* Task to carry out *
From the records below, give the number of lines that contain the string "true", without any other text.

──────────

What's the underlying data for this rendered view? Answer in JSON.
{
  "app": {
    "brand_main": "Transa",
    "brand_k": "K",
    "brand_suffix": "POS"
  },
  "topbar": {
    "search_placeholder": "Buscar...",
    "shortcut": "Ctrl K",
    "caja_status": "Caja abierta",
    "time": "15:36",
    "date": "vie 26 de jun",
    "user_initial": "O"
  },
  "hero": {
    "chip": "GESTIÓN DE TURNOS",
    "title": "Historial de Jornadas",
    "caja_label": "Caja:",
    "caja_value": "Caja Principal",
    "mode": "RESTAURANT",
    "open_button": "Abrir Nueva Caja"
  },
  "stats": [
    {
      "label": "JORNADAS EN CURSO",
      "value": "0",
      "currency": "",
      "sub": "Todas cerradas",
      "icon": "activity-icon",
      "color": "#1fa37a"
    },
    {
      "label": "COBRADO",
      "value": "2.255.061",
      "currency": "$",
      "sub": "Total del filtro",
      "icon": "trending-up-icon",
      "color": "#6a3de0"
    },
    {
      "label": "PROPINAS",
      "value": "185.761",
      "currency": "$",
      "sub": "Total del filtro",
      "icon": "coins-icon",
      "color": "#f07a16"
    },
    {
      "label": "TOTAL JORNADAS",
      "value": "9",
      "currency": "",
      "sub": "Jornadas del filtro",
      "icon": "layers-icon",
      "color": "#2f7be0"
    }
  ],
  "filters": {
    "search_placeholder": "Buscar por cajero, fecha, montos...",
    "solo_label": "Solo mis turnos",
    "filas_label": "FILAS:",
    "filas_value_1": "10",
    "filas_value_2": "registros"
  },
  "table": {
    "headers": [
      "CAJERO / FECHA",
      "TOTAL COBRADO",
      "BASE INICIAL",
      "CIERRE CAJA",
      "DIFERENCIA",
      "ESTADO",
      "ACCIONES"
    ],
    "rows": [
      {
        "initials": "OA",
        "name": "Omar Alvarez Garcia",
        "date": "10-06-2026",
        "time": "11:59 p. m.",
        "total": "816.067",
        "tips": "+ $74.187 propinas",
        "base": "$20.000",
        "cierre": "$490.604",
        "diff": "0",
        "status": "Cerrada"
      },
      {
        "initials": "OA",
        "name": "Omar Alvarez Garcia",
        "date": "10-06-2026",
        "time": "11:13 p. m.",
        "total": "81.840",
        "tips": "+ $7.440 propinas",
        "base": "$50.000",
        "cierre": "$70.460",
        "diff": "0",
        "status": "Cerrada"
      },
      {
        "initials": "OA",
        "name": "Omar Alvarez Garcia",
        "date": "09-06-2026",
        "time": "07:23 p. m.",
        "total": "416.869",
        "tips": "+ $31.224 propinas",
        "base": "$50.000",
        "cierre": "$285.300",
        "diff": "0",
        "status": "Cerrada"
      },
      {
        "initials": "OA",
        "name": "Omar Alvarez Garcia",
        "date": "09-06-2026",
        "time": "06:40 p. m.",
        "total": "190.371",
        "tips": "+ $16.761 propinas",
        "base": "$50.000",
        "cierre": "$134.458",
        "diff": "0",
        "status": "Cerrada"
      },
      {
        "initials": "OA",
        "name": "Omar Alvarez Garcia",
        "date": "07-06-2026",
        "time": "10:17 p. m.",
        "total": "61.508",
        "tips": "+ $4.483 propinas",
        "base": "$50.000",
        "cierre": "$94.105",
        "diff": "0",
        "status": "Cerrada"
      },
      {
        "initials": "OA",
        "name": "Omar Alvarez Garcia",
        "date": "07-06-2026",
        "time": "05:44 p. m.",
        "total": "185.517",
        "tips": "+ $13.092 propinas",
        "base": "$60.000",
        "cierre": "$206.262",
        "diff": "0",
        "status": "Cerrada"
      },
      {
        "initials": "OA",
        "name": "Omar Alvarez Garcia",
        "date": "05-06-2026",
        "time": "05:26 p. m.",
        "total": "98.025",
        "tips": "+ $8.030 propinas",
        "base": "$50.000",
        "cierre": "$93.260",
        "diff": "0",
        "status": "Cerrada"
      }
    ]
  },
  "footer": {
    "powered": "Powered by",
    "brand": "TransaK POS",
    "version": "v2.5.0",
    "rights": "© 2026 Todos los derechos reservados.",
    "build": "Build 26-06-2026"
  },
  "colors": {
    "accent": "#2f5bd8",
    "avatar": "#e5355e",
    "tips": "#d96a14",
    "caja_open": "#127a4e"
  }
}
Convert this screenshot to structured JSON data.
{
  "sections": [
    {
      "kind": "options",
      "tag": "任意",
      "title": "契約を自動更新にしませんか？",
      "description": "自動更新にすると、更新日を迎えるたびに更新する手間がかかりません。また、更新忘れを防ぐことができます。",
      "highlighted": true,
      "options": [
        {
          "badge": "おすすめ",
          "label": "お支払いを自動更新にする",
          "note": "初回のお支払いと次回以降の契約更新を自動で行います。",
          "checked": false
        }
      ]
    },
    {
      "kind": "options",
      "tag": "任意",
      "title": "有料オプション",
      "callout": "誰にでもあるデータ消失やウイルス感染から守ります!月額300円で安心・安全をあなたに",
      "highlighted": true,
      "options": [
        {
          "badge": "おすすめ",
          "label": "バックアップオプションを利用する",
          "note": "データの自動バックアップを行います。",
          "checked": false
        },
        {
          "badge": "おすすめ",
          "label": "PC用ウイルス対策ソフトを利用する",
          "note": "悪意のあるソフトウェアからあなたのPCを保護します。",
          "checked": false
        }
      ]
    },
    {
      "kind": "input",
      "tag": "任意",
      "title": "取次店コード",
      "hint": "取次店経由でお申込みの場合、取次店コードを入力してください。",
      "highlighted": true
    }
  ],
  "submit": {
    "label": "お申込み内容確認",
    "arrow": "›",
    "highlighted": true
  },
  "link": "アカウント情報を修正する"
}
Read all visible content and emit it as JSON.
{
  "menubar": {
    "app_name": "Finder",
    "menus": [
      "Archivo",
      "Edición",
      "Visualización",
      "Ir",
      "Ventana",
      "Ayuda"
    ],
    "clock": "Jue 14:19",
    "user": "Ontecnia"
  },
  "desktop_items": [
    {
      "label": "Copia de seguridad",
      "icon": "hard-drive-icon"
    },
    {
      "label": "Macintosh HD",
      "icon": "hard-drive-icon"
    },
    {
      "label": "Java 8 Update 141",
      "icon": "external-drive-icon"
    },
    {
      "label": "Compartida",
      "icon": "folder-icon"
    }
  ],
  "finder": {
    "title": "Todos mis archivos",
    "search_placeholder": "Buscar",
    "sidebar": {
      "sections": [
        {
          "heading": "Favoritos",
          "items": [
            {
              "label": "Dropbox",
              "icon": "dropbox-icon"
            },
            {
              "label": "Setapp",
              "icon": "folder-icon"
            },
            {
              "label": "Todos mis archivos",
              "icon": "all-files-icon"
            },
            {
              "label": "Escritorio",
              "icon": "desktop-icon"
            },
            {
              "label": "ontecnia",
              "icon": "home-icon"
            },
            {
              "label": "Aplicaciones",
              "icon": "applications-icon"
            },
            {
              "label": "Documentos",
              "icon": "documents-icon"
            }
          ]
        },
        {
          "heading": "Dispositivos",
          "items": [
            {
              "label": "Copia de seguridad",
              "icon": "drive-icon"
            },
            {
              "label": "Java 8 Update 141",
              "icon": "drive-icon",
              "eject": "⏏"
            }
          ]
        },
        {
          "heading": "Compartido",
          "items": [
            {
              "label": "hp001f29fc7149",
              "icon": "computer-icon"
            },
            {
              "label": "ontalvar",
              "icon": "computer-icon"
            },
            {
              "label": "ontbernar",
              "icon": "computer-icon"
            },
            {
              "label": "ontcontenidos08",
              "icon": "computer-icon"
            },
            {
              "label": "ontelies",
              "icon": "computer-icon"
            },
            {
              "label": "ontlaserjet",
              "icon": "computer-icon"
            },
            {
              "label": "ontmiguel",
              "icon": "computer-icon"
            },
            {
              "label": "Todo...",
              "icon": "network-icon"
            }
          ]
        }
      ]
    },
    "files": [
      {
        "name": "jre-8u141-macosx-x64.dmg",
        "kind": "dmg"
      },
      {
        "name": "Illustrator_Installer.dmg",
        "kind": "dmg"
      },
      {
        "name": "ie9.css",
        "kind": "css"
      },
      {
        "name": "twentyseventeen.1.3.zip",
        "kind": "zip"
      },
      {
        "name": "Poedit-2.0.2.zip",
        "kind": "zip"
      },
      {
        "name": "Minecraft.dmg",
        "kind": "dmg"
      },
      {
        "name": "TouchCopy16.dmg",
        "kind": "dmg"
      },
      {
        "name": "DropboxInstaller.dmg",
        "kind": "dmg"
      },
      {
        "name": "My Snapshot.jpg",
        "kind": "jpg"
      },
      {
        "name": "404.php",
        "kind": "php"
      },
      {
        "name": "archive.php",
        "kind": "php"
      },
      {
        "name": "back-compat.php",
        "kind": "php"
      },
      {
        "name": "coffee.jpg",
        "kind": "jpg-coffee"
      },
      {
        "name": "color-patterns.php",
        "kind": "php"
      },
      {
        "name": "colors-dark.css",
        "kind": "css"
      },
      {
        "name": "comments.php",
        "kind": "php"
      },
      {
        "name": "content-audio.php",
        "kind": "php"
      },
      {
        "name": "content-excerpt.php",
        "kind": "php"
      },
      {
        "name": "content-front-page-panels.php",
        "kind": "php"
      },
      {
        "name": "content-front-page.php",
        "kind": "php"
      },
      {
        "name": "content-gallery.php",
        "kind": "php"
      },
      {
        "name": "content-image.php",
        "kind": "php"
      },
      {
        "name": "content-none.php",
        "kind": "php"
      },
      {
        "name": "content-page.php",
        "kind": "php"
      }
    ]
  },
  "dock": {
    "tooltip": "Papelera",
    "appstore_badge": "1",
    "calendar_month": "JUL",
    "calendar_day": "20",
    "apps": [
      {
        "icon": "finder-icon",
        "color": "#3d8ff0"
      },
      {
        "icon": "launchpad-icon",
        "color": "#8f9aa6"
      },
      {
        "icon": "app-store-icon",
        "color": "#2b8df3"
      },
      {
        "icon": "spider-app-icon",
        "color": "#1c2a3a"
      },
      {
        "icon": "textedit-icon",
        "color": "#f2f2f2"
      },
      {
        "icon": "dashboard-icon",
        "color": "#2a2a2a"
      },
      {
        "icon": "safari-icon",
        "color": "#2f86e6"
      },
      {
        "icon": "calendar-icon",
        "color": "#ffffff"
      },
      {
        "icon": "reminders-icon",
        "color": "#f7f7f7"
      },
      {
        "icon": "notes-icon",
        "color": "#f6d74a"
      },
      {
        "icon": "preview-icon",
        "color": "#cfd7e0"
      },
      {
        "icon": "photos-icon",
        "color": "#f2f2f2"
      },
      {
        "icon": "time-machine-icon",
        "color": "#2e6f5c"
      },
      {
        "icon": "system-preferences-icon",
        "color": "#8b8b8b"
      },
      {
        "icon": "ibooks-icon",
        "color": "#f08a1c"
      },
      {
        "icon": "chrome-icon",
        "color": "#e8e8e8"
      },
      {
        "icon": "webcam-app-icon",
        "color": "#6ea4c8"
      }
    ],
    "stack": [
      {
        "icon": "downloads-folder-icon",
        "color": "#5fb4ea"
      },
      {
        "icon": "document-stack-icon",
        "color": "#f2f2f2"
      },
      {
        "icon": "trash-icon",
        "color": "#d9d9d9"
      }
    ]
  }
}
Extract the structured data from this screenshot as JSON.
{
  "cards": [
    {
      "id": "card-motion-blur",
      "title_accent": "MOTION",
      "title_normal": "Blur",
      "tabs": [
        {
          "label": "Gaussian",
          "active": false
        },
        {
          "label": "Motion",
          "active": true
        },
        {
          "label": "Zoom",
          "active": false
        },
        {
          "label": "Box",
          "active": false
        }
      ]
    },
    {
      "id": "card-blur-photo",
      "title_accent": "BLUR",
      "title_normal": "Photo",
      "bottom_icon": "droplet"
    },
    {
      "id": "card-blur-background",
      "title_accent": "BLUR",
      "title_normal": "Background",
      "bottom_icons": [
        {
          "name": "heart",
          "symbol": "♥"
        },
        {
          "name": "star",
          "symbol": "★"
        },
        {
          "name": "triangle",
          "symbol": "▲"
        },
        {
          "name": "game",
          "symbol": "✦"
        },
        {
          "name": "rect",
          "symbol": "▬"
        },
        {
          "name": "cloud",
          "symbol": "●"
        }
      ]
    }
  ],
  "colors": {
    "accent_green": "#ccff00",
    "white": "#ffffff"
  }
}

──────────

* Answer to this exercise *
5